According to Dr. Rolando Sanchez, traumatic brain injury (TBI) is relatively common in children because, “a child’s head is larger in proportion to his/her body than an adult’s. Therefore, children are more prone to injure their skull and/or brain.” TBI is the leading cause of death and disability in American children and adolescents.
What Is Traumatic Brain Injury?
Traumatic Brain Injury, or TBI, is defined as a disruption in the normal function of the brain that can be caused by a bump, blow, or jolt to the head, as well as a penetrating head injury. TBI can affect anyone at any time because it is typically caused by unforeseen accidents or injuries, however, TBI disproportionately affects children and infants.
According to the Centers for Disease Control and Prevention the rate of incidence for traumatic brain injury in children 0-4 is typically much higher than the rates for any other age group. Through the years 2001-2010, TBI occurred in children 0-4 with almost double the frequency as the next highest age group (15-24).

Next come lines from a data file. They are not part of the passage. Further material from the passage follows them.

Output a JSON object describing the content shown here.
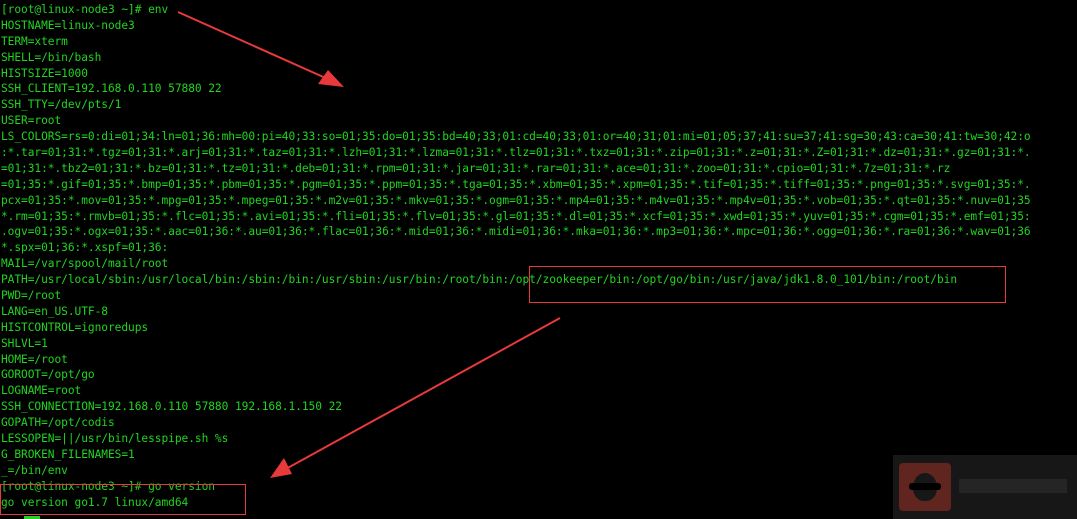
{
  "terminal": {
    "colors": {
      "background": "#000000",
      "text": "#21d421",
      "annotation": "#e83a3a"
    },
    "lines": [
      "[root@linux-node3 ~]# env",
      "HOSTNAME=linux-node3",
      "TERM=xterm",
      "SHELL=/bin/bash",
      "HISTSIZE=1000",
      "SSH_CLIENT=192.168.0.110 57880 22",
      "SSH_TTY=/dev/pts/1",
      "USER=root",
      "LS_COLORS=rs=0:di=01;34:ln=01;36:mh=00:pi=40;33:so=01;35:do=01;35:bd=40;33;01:cd=40;33;01:or=40;31;01:mi=01;05;37;41:su=37;41:sg=30;43:ca=30;41:tw=30;42:o",
      ":*.tar=01;31:*.tgz=01;31:*.arj=01;31:*.taz=01;31:*.lzh=01;31:*.lzma=01;31:*.tlz=01;31:*.txz=01;31:*.zip=01;31:*.z=01;31:*.Z=01;31:*.dz=01;31:*.gz=01;31:*.",
      "=01;31:*.tbz2=01;31:*.bz=01;31:*.tz=01;31:*.deb=01;31:*.rpm=01;31:*.jar=01;31:*.rar=01;31:*.ace=01;31:*.zoo=01;31:*.cpio=01;31:*.7z=01;31:*.rz",
      "=01;35:*.gif=01;35:*.bmp=01;35:*.pbm=01;35:*.pgm=01;35:*.ppm=01;35:*.tga=01;35:*.xbm=01;35:*.xpm=01;35:*.tif=01;35:*.tiff=01;35:*.png=01;35:*.svg=01;35:*.",
      "pcx=01;35:*.mov=01;35:*.mpg=01;35:*.mpeg=01;35:*.m2v=01;35:*.mkv=01;35:*.ogm=01;35:*.mp4=01;35:*.m4v=01;35:*.mp4v=01;35:*.vob=01;35:*.qt=01;35:*.nuv=01;35",
      "*.rm=01;35:*.rmvb=01;35:*.flc=01;35:*.avi=01;35:*.fli=01;35:*.flv=01;35:*.gl=01;35:*.dl=01;35:*.xcf=01;35:*.xwd=01;35:*.yuv=01;35:*.cgm=01;35:*.emf=01;35:",
      ".ogv=01;35:*.ogx=01;35:*.aac=01;36:*.au=01;36:*.flac=01;36:*.mid=01;36:*.midi=01;36:*.mka=01;36:*.mp3=01;36:*.mpc=01;36:*.ogg=01;36:*.ra=01;36:*.wav=01;36",
      "*.spx=01;36:*.xspf=01;36:",
      "MAIL=/var/spool/mail/root",
      "PATH=/usr/local/sbin:/usr/local/bin:/sbin:/bin:/usr/sbin:/usr/bin:/root/bin:/opt/zookeeper/bin:/opt/go/bin:/usr/java/jdk1.8.0_101/bin:/root/bin",
      "PWD=/root",
      "LANG=en_US.UTF-8",
      "HISTCONTROL=ignoredups",
      "SHLVL=1",
      "HOME=/root",
      "GOROOT=/opt/go",
      "LOGNAME=root",
      "SSH_CONNECTION=192.168.0.110 57880 192.168.1.150 22",
      "GOPATH=/opt/codis",
      "LESSOPEN=||/usr/bin/lesspipe.sh %s",
      "G_BROKEN_FILENAMES=1",
      "_=/bin/env",
      "[root@linux-node3 ~]# go version",
      "go version go1.7 linux/amd64"
    ]
  }
}
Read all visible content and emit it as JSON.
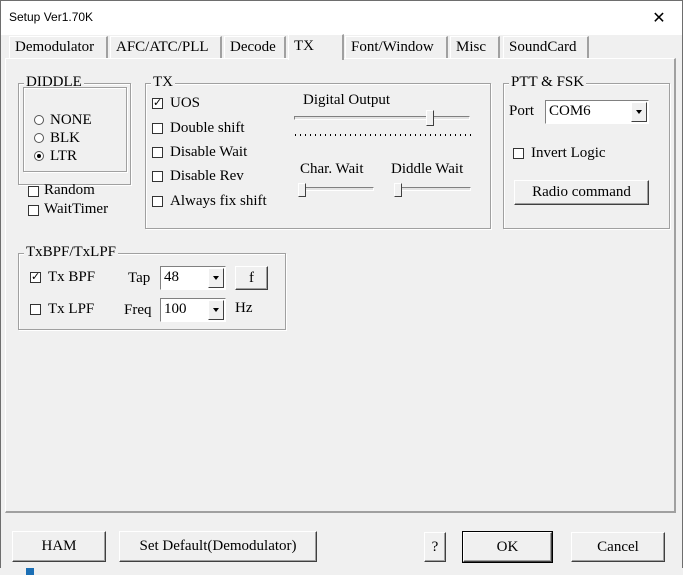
{
  "window": {
    "title": "Setup Ver1.70K",
    "close_glyph": "✕"
  },
  "tabs": [
    {
      "label": "Demodulator"
    },
    {
      "label": "AFC/ATC/PLL"
    },
    {
      "label": "Decode"
    },
    {
      "label": "TX",
      "active": true
    },
    {
      "label": "Font/Window"
    },
    {
      "label": "Misc"
    },
    {
      "label": "SoundCard"
    }
  ],
  "diddle": {
    "title": "DIDDLE",
    "options": [
      {
        "label": "NONE",
        "selected": false
      },
      {
        "label": "BLK",
        "selected": false
      },
      {
        "label": "LTR",
        "selected": true
      }
    ],
    "random": {
      "label": "Random",
      "checked": false
    },
    "waittimer": {
      "label": "WaitTimer",
      "checked": false
    }
  },
  "tx": {
    "title": "TX",
    "uos": {
      "label": "UOS",
      "checked": true
    },
    "double_shift": {
      "label": "Double shift",
      "checked": false
    },
    "disable_wait": {
      "label": "Disable Wait",
      "checked": false
    },
    "disable_rev": {
      "label": "Disable Rev",
      "checked": false
    },
    "always_fix_shift": {
      "label": "Always fix shift",
      "checked": false
    },
    "digital_output_label": "Digital Output",
    "char_wait_label": "Char. Wait",
    "diddle_wait_label": "Diddle Wait"
  },
  "ptt": {
    "title": "PTT & FSK",
    "port_label": "Port",
    "port_value": "COM6",
    "invert_logic": {
      "label": "Invert Logic",
      "checked": false
    },
    "radio_command_label": "Radio command"
  },
  "bpf": {
    "title": "TxBPF/TxLPF",
    "tx_bpf": {
      "label": "Tx BPF",
      "checked": true
    },
    "tap_label": "Tap",
    "tap_value": "48",
    "f_button": "f",
    "tx_lpf": {
      "label": "Tx LPF",
      "checked": false
    },
    "freq_label": "Freq",
    "freq_value": "100",
    "hz_label": "Hz"
  },
  "footer": {
    "ham_label": "HAM",
    "set_default_label": "Set Default(Demodulator)",
    "help_label": "?",
    "ok_label": "OK",
    "cancel_label": "Cancel"
  },
  "check_glyph": "✓"
}
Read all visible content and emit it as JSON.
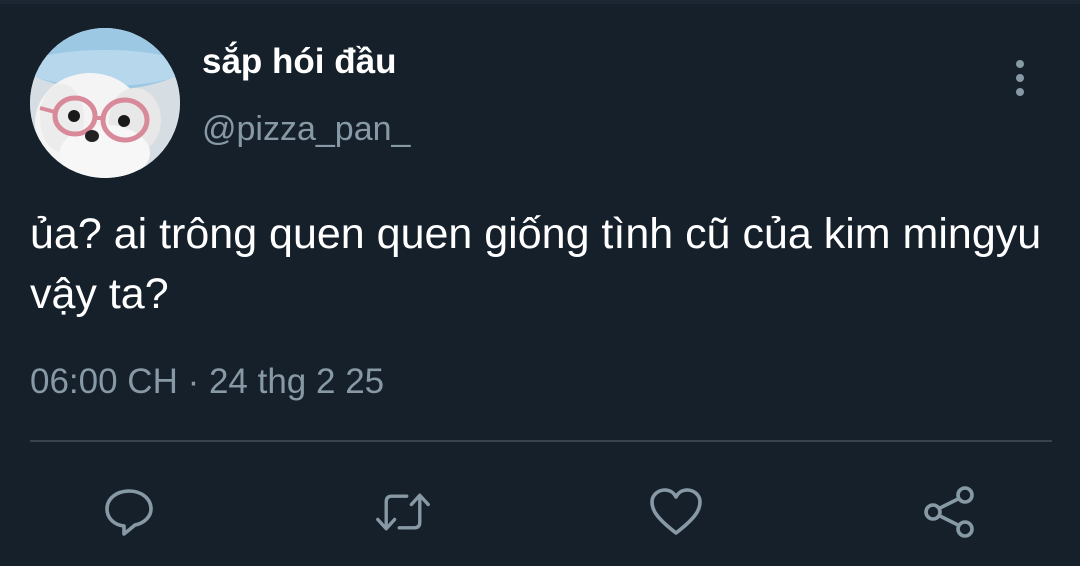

Traumatic Brain Injury Symptoms
Because children’s brains are still developing, traumatic brain injury can have more devastating long-term effects on their cognitive and social abilities. These impairments may not be immediately obvious, but as the child grows older he/she may face difficulty in learning or developing new, more complex cognitive and social functioning.
The symptoms of TBI can be broken into three categories: physical impairments, cognitive impairments, and emotional impairments.
- Motor coordination
- Seizure disorders
- Spasticity of muscles
- Short term memory loss
- Slow thinking
- Attention span
- Mood Swings
- Low self-esteem
- Sexual dysfunction
- Lack of motivation
- Difficulty controlling emotions
Physicians or other medical professionals may use these impairments to determine whether or not a person has undergone a traumatic brain injury. However, a patient may not display all of these symptoms, and they may display them to different degrees. The symptoms can vary greatly depending on what area of the brain was injured.
Acute symptoms of a concussion include vomiting, headaches, restlessness, irritability, excessive crying or inability to be consoled.
Patients who undergo a traumatic brain injury often have to stay in the hospital overnight for observation. They also may have a CT scan taken of their brain, so the physician can access the extent and location of the injury.
Computerized Tomography (CT) scans are non-invasive radiological imaging tests that use a combination of x-rays and computer imaging software to create cross-sectional images of soft tissue in the body. These scans can provide more detailed images than a traditional x-ray.
Immediately after a traumatic brain injury, physicians will often attempt to stabilize the patient and maintain blood pressure, fluid, and glucose levels. Physicians will also try to limit or minimize swelling in the brain, and sometimes this requires medication or surgery. Surgeries may be used to remove blood clots, repair skull fractures, or relieve cranial pressure.
In the long-term, patients may need to undergo physical or cognitive rehabilitation. Patients may also need to be put on medications to help treat and manage long-term symptoms, such as anxiety or seizures. In some incidences, patients may need to see psychiatrists, occupational therapists, physical therapists, or speech/language pathologists to help treat brain injury.
It is crucial that to get your child immediate treatment if you believe they may have a TBI. An MRI can assist your physician in detecting traumatic brain injury in your child. If your child is in need of an MRI, Northeast Nebraska Imaging provides patients a quality scan in a stress-free setting. You can request an appointment online today!